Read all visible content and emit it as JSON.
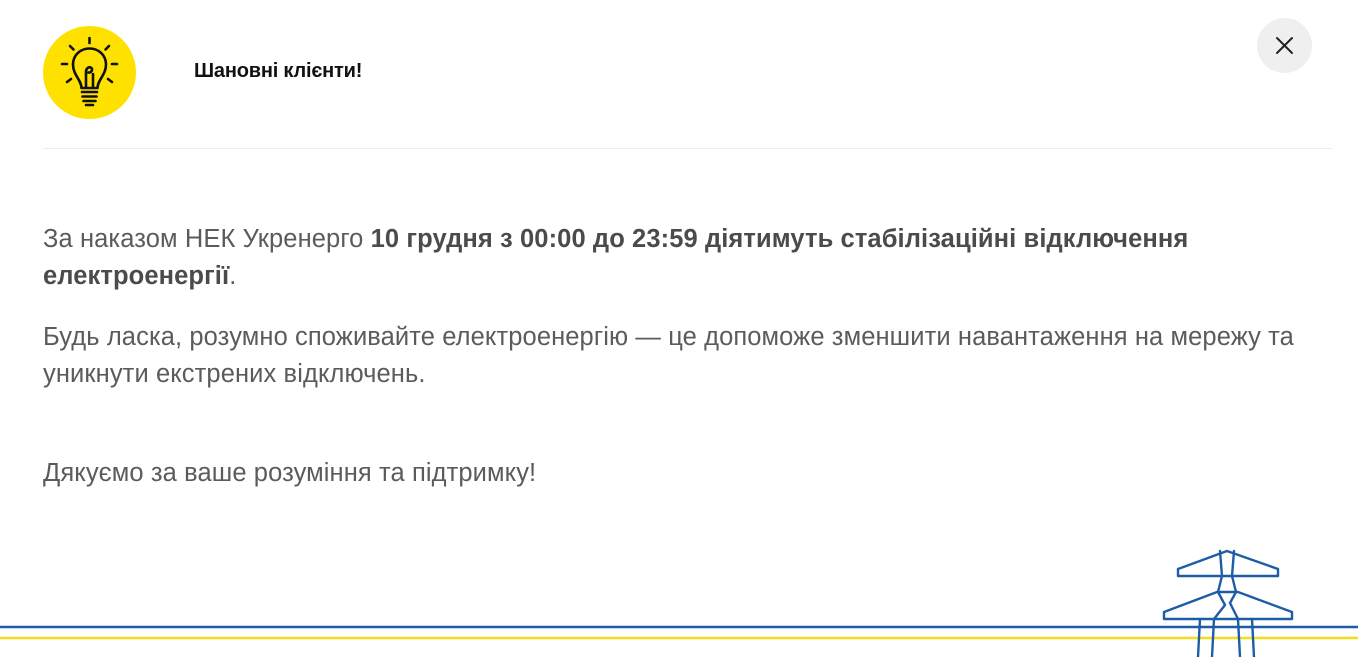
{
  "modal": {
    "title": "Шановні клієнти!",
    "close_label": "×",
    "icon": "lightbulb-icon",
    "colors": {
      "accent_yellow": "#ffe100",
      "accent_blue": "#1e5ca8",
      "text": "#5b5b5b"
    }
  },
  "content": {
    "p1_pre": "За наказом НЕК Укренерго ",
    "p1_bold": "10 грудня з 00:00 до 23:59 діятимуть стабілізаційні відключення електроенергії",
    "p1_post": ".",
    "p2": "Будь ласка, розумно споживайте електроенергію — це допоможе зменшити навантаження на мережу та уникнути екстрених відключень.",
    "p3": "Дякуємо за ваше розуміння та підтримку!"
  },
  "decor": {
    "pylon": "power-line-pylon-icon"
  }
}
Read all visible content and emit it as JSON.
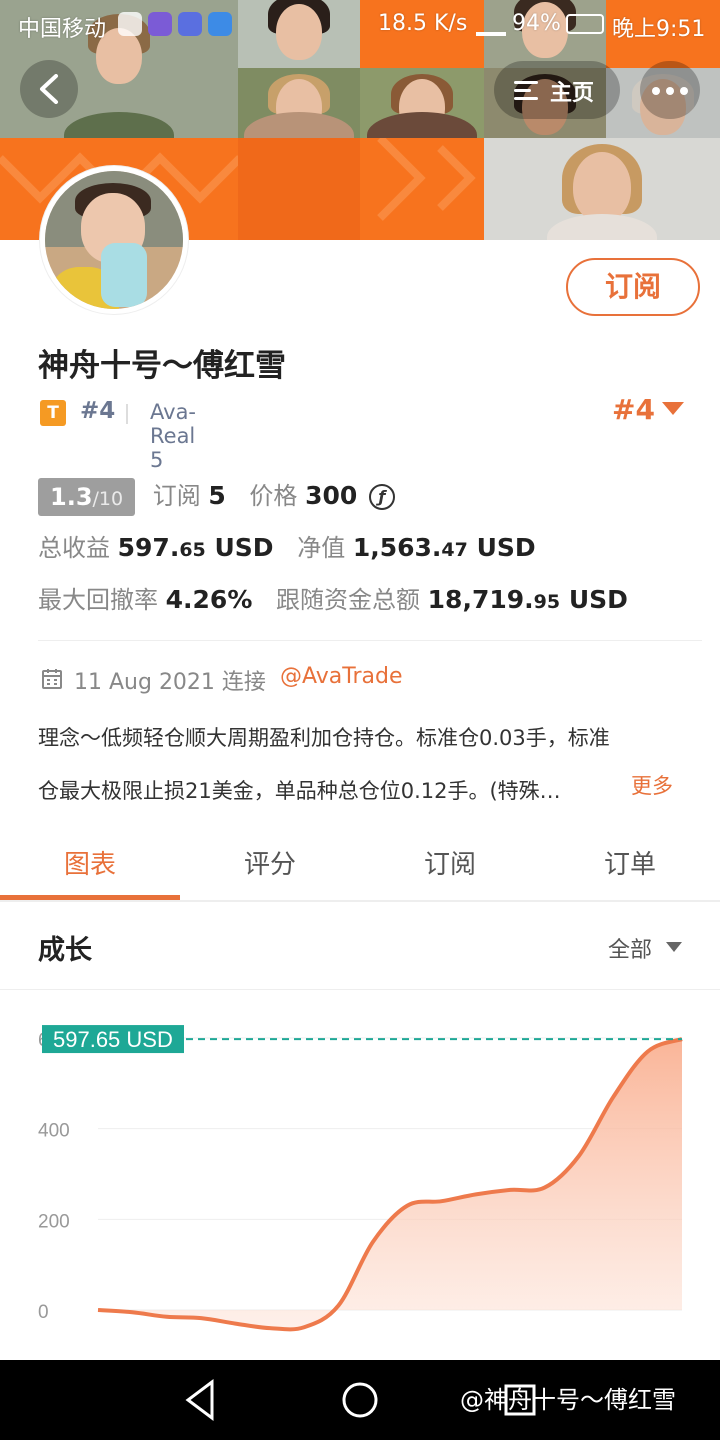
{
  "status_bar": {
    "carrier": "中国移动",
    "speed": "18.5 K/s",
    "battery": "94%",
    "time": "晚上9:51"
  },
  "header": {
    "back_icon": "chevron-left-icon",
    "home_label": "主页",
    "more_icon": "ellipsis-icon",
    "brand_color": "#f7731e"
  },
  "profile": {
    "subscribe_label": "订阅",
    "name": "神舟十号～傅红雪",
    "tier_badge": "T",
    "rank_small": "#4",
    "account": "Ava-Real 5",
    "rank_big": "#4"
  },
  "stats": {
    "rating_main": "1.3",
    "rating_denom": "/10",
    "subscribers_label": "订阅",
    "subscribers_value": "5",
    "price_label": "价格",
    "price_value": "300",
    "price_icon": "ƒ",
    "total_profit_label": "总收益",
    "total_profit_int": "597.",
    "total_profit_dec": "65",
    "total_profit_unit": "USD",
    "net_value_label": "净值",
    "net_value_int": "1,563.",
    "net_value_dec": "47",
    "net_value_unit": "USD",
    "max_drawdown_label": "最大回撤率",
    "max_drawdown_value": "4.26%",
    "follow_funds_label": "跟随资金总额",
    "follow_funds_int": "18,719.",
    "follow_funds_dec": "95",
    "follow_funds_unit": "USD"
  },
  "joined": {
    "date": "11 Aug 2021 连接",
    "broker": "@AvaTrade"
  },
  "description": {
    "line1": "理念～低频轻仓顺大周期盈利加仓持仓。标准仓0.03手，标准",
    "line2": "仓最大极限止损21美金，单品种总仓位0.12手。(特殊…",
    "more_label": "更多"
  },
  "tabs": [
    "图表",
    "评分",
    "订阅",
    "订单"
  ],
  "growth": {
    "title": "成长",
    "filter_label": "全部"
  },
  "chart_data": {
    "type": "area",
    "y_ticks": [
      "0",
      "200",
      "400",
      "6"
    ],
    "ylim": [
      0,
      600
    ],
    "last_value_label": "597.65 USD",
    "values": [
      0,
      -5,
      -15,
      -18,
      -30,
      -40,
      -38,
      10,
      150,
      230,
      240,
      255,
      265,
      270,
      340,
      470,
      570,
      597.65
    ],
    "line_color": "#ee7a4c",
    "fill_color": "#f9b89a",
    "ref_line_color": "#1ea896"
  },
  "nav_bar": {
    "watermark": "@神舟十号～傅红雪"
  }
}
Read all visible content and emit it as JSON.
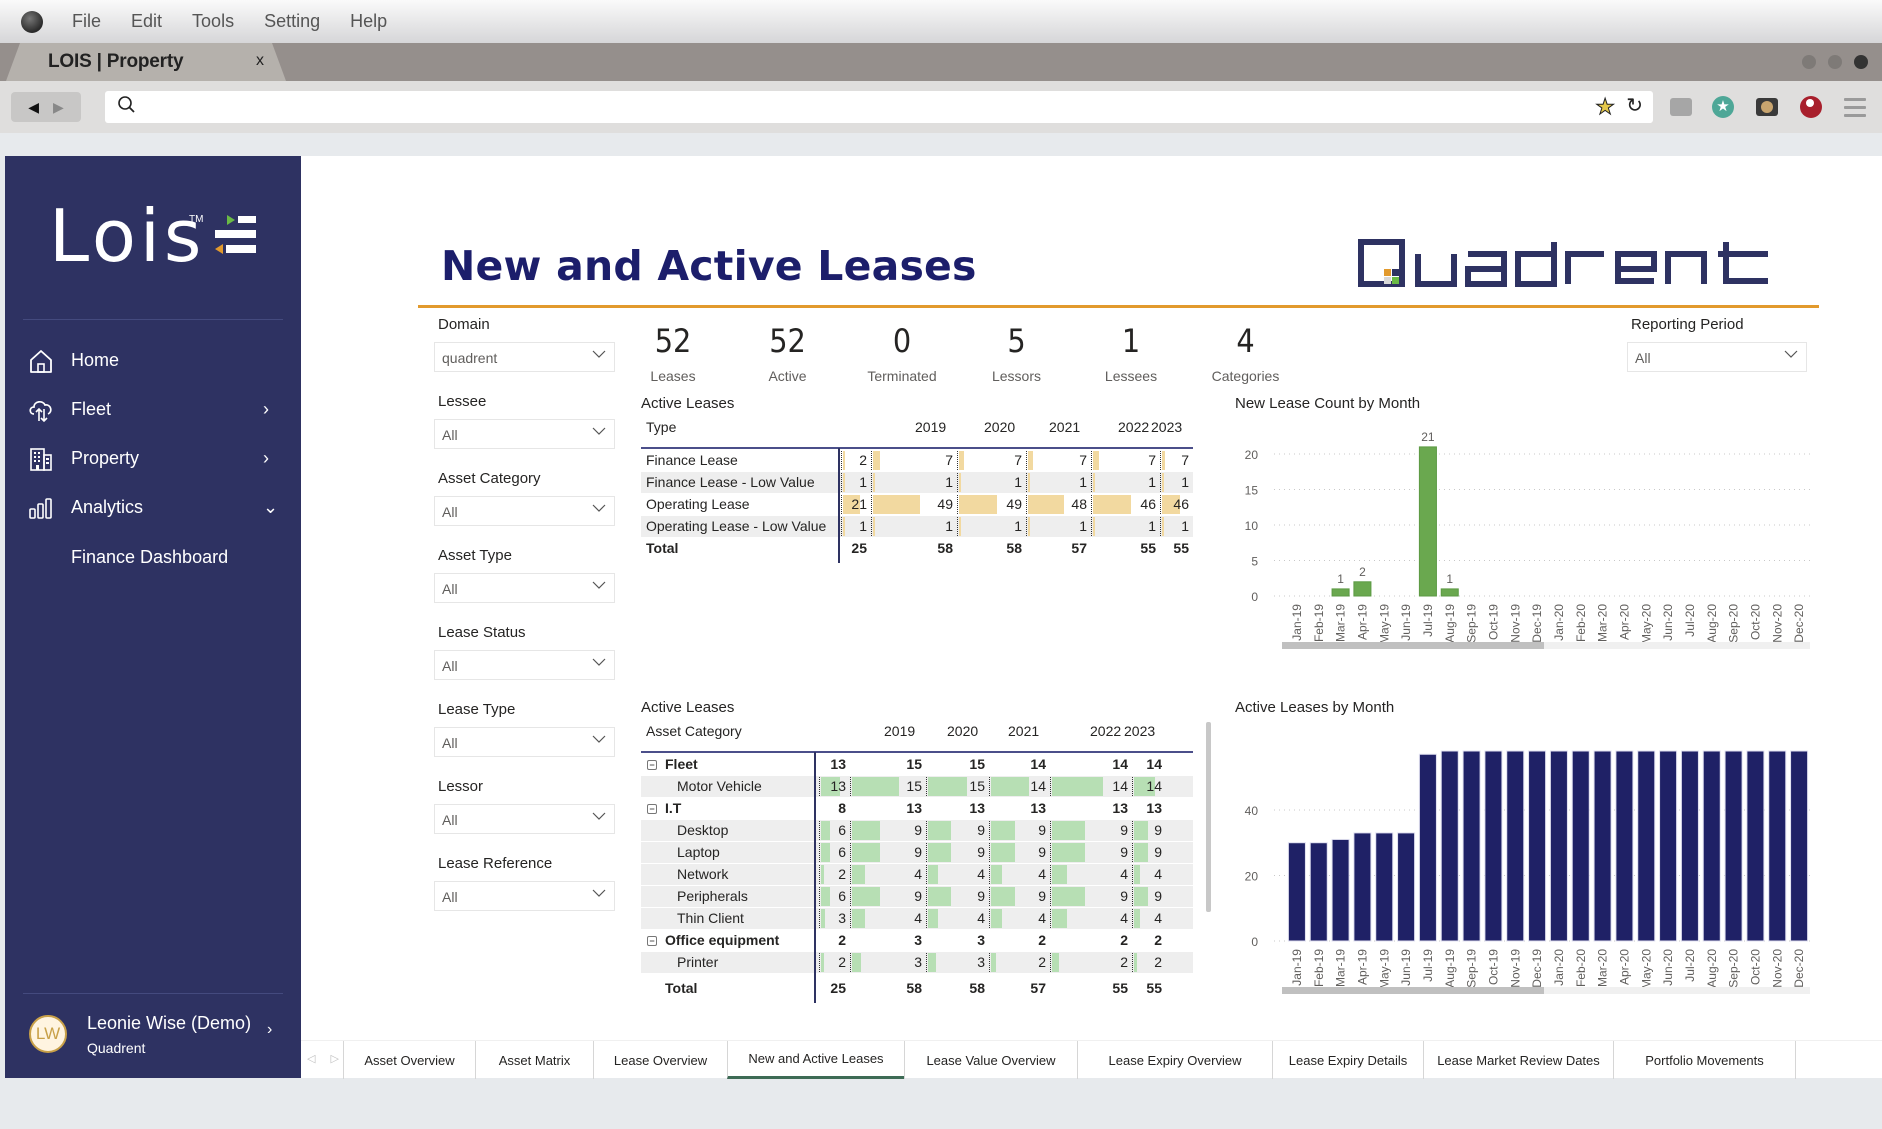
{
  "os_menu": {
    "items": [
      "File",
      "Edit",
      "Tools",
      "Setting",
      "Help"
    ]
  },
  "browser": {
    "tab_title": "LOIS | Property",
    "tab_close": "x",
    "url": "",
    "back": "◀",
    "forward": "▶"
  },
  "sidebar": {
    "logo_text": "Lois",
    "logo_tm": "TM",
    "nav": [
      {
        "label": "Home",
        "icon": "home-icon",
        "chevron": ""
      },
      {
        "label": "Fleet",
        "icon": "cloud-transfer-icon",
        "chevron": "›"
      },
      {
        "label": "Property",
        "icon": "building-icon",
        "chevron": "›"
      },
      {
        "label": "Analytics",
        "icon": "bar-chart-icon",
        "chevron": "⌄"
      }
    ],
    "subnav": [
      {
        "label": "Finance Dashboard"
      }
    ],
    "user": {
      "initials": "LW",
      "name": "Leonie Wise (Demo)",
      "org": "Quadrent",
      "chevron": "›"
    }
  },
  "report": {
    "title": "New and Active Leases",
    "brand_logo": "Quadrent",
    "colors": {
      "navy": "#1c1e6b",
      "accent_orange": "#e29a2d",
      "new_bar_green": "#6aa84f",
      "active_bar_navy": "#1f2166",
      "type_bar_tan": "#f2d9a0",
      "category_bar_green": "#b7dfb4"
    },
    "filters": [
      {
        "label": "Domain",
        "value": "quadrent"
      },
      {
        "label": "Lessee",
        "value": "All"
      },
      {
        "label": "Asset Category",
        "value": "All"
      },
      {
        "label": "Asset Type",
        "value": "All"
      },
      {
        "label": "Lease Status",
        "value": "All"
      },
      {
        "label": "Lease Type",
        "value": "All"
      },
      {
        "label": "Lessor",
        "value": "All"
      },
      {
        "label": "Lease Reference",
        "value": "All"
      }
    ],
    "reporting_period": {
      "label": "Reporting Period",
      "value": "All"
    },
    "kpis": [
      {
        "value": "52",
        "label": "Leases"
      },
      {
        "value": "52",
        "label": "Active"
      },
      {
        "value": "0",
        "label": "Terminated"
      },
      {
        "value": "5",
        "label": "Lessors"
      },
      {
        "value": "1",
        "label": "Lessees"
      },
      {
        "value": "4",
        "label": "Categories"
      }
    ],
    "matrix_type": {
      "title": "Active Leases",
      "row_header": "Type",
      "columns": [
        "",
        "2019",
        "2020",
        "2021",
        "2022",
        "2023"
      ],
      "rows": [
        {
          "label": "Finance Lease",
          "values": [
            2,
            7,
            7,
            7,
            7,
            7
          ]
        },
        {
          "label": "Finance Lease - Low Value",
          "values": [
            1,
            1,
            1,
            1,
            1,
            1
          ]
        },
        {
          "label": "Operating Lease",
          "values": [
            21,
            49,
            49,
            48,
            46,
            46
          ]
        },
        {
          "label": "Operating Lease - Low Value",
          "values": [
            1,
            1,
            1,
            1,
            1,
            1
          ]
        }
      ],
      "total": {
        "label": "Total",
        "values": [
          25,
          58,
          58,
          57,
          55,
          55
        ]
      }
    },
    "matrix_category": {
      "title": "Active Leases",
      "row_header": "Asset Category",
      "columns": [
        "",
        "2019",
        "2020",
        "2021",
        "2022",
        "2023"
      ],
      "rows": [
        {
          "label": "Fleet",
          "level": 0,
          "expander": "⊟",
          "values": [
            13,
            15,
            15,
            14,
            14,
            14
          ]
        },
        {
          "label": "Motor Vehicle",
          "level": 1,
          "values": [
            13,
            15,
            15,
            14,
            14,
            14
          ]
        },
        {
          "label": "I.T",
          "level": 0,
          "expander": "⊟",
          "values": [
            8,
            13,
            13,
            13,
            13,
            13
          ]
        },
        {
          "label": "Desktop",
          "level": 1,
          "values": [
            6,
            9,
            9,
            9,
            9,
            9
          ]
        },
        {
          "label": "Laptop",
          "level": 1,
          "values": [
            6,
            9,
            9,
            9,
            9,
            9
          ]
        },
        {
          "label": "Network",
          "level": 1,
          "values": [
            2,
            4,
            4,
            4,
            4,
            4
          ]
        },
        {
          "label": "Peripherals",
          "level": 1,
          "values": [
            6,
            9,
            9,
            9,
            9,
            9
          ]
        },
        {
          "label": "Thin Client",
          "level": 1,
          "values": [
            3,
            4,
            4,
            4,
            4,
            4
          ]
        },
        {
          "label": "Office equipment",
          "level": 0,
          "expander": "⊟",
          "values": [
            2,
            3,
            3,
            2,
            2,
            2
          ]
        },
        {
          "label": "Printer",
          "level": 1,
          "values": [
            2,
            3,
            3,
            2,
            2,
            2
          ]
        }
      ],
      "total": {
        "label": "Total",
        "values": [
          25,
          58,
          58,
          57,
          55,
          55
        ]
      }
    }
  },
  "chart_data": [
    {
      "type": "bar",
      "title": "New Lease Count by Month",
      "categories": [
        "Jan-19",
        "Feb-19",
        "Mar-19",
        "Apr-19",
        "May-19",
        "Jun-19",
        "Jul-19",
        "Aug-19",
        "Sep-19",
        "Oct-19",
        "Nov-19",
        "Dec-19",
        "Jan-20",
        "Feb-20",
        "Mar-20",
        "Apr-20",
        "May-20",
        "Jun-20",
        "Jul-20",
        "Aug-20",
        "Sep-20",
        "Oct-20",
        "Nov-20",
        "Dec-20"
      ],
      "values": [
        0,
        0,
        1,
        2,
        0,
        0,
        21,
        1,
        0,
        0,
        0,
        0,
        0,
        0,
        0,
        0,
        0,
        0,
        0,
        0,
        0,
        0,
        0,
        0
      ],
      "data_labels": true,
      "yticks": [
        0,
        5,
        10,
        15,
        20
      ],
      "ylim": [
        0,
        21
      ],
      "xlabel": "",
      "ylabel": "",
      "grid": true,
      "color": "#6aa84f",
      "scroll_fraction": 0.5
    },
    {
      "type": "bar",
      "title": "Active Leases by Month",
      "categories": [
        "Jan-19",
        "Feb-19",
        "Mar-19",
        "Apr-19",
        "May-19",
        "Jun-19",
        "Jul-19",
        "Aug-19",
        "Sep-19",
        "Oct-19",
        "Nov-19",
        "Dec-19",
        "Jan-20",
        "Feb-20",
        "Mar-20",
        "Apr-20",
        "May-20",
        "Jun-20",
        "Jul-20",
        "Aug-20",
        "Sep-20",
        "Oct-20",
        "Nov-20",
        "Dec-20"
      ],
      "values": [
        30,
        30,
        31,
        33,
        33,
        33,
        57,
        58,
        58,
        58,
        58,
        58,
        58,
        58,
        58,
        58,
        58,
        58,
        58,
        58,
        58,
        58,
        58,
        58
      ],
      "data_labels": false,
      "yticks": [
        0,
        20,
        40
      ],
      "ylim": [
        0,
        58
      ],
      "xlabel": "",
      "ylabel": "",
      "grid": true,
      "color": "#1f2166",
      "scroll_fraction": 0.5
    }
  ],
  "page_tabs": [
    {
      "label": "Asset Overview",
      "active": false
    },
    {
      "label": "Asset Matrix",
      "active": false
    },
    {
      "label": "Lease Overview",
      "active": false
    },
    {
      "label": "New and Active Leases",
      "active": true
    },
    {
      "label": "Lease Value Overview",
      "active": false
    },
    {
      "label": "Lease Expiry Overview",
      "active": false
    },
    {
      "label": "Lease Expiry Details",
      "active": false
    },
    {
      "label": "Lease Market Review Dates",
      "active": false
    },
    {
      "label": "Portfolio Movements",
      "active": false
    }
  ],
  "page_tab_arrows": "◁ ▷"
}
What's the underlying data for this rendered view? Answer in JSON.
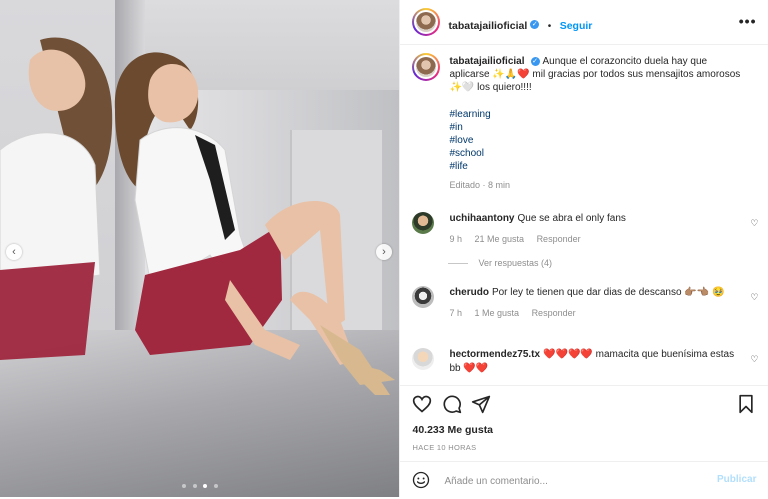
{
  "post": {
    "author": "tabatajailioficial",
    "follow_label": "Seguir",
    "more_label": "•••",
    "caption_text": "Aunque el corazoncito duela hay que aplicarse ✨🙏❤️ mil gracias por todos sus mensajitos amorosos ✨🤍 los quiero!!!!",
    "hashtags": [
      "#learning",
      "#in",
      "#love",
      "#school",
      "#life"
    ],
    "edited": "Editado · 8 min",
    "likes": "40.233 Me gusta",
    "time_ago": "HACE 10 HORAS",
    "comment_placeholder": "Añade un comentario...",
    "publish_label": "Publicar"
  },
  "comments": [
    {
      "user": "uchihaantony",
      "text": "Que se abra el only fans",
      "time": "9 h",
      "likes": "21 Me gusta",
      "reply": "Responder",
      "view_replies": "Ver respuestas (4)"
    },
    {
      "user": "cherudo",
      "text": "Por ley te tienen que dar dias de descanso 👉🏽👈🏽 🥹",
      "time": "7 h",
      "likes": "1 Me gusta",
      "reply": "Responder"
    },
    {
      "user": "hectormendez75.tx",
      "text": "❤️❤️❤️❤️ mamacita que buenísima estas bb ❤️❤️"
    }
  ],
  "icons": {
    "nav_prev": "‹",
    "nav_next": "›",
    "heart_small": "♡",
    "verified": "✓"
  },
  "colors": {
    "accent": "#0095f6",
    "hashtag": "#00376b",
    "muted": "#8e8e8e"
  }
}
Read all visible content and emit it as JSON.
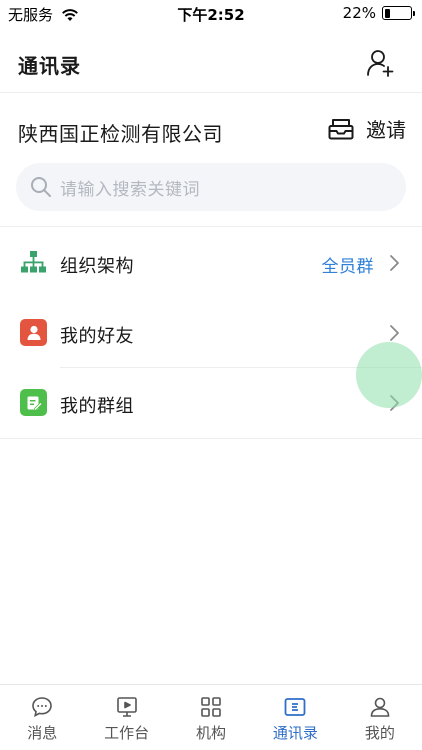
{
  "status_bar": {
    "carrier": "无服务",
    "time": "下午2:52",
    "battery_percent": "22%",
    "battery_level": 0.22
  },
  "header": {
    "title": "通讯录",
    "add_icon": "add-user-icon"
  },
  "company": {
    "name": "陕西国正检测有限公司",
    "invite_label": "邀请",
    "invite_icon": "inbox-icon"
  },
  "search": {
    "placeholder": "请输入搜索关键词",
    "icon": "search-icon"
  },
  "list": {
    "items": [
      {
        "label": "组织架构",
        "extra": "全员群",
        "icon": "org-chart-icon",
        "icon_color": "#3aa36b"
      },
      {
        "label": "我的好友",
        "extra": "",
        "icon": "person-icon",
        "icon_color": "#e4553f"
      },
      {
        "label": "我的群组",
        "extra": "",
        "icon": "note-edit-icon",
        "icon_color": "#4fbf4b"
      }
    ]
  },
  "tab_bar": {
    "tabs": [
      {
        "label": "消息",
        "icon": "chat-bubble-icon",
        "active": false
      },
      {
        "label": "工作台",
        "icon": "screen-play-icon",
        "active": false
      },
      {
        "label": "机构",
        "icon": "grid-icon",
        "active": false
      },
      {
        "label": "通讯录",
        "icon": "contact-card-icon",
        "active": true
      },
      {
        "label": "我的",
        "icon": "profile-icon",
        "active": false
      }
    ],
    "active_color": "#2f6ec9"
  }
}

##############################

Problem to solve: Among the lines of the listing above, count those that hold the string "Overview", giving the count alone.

Answer area: 4